Sean attended the University of Maine for one year and then transferred to Bates College, also in Maine, where he graduated. He performed well at University of Maine (3.3), and extremely well at Bates (3.8 GPA). Even with strong academics, Sean was concerned that he couldn’t compete with his peers who had attended Ivy league programs.
When we started working together one of the first steps was to analyze Sean’s transcripts and look for any strengths or weaknesses in his academic record. Sean had started out as a Biology major at University of Maine, but he found the large program not as engaging as his small classes during high school. He decided to transfer to Bates, and he also transitioned to a Political Science major in the move between schools. Therefore his transcript showed a mix of hard science and social science classes. Sean’s grades were strong enough in the math and science courses to assure an MBA program he had quantitative ability. Most of his classes at Bates had a participation factor to the grading, and his extremely strong performance showed that he would shine at case discussions in business school.

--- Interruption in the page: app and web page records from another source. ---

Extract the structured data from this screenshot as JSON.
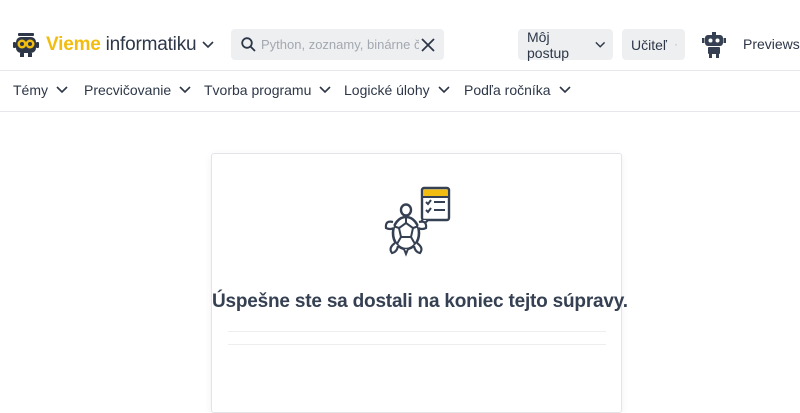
{
  "brand": {
    "word1": "Vieme",
    "word2": "informatiku",
    "logo_icon": "robot-logo-icon"
  },
  "search": {
    "placeholder": "Python, zoznamy, binárne č",
    "value": ""
  },
  "header": {
    "progress_label": "Môj postup",
    "role_label": "Učiteľ",
    "previews_label": "Previews"
  },
  "nav": {
    "items": [
      {
        "label": "Témy"
      },
      {
        "label": "Precvičovanie"
      },
      {
        "label": "Tvorba programu"
      },
      {
        "label": "Logické úlohy"
      },
      {
        "label": "Podľa ročníka"
      }
    ]
  },
  "card": {
    "message": "Úspešne ste sa dostali na koniec tejto súpravy.",
    "illustration": "turtle-checklist-icon"
  },
  "colors": {
    "accent": "#f2bd10",
    "text": "#2d3748",
    "pill_bg": "#eeeff1"
  }
}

Overall Sean’s academics presented a case for academic achievement in an MBA program. We decided to add a short optional essay on why he transferred and changed majors to smooth out any concerns about his multiple undergrad institutions.
In the end Sean did not need to be concerned about the name brand factor of his undergraduate degree. He was admitted to Columbia, Kellogg and Darden, and decided to pursue his MBA at Darden because he preferred the case study academic approach.
Conrad and the Stacy Blackman Team